  33. 33. Video Clip Tim BerryExpert Business Planner http://www.bplans.co.uk/
  34. 34. ResourcesBusiness Planning and Research http://www.shell-livewire.org/ http://www.bl.uk/bipc/busplann/index.htmlGrants/Loans http://www.bl.uk/eresources/business/cd-busin.html#advice
  35. 35. Tax/VAT Personal allowance 7,475 Capital Allowance Scheme (hot desking/licenced office )http://www.legalcentre.co.uk/property/guide/short-term-lets-of-commercial-premises-lease-licence-or-tenancy-at-will/ http://www.rentadesk.co.uk/ Research & Development Working Tax Credit Child Tax Credit VAT is paid for revenue over 68,000http://www.businesslink.gov.uk/bdotg/action/layer?topicId=1086692188
  36. 36. Intellectual PropertyPatents For inventions, protecting newproducts and processesTrade marks For brands, protecting distinctivereputations vested in names and logosDesigns For appearance of articles, protectingshape and patternCopyright Creative and Artistic workseg. paintings, books, film musicOne product can be protected with many forms of IP
  37. 37. Non-disclosure Non Disclosure (or Confidentiality) agreements areuseful when disclosing information that you do notwant to be discussed with any other party or yourcompetitors. This might be if you are pitching forwork or if you are explaining the special methods youuse to create a product. They are legally binding documents which can betailored to your specification. Always ask the organisation you will be disclosing theinformation to, to read and sign the documentbefore the initial meeting takes place.

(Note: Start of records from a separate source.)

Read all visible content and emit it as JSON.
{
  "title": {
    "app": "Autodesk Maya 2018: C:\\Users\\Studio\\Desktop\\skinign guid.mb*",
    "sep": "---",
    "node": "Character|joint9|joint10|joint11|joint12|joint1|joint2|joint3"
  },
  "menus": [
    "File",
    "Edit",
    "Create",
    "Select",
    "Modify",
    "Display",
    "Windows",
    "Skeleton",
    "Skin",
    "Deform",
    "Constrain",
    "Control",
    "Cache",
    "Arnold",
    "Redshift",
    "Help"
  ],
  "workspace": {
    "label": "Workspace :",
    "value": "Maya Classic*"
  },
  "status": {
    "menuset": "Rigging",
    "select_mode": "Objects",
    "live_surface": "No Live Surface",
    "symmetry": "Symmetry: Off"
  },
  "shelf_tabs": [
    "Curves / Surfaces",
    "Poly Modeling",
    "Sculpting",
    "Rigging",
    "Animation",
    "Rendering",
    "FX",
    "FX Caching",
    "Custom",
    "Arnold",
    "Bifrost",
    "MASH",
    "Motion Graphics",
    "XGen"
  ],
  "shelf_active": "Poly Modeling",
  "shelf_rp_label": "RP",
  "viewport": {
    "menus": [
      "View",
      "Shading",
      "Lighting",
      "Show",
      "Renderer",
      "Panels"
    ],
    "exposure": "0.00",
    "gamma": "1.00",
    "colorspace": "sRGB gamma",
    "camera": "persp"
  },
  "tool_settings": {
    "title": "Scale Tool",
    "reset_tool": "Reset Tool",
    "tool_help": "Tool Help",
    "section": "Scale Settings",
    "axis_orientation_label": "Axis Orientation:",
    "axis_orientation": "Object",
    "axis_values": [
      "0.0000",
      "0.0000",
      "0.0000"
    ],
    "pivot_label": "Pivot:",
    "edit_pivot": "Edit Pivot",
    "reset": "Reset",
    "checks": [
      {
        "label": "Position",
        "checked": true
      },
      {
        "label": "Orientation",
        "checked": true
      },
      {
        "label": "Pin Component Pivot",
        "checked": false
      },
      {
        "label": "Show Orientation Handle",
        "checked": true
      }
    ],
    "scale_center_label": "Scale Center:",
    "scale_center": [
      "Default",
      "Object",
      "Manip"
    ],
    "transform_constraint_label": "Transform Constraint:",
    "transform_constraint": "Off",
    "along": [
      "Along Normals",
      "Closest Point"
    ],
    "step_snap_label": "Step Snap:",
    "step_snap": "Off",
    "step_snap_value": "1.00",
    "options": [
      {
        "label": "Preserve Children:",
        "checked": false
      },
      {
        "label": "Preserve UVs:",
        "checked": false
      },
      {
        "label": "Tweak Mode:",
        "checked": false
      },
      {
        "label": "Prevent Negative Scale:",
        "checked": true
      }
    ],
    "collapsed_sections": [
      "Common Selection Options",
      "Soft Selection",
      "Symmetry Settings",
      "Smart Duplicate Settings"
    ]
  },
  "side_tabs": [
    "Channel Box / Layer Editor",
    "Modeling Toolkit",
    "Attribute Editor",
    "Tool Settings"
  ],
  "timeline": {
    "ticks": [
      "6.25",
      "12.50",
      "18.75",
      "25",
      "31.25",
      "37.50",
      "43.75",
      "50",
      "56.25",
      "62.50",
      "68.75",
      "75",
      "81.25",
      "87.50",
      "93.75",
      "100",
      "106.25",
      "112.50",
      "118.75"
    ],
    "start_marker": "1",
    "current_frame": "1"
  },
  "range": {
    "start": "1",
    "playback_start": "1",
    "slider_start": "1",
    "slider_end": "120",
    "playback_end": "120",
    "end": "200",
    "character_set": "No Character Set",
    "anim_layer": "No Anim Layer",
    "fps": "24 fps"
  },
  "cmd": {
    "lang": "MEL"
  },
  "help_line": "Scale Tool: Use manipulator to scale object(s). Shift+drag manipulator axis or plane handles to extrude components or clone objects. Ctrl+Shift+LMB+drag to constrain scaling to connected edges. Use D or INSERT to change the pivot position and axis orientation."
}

  38. 38. Intellectual Property Intellectual Propertywww.ipo.gov.uk British Copyright Councilbritishcopyright.org Own Itown-it.org ACID Anti Copyright in Designacid.uk.com
  39. 39. Business Structure Self EmployedTo be self-employed, an individual is normally highlyskilled in a trade or has a niche product or service tooffer. Free LanceA person who sells services to employers without along term commitment. PartnershipA partnership is a type of business entity in whichpartners (owners) share with each other the profitsor losses of the business.
  40. 40. Business Structure CollaborationsCollaboration is a practice whereby individuals work togetherto a common purpose to achieve a business benefit. This iscommon practice within the creative industry. Limited Liability CompanyLimited companies exist in their own right. This means thecompanies finances are separate from the personal financesof the owner FranchisesBuying a franchise is a way of taking advantage of the successof an established business. A license is bought to use thename, products, services and management support systemsof the franchiser company.
  41. 41. Elishba Zachariah Careers Consultantzachare@wmin.ac.uk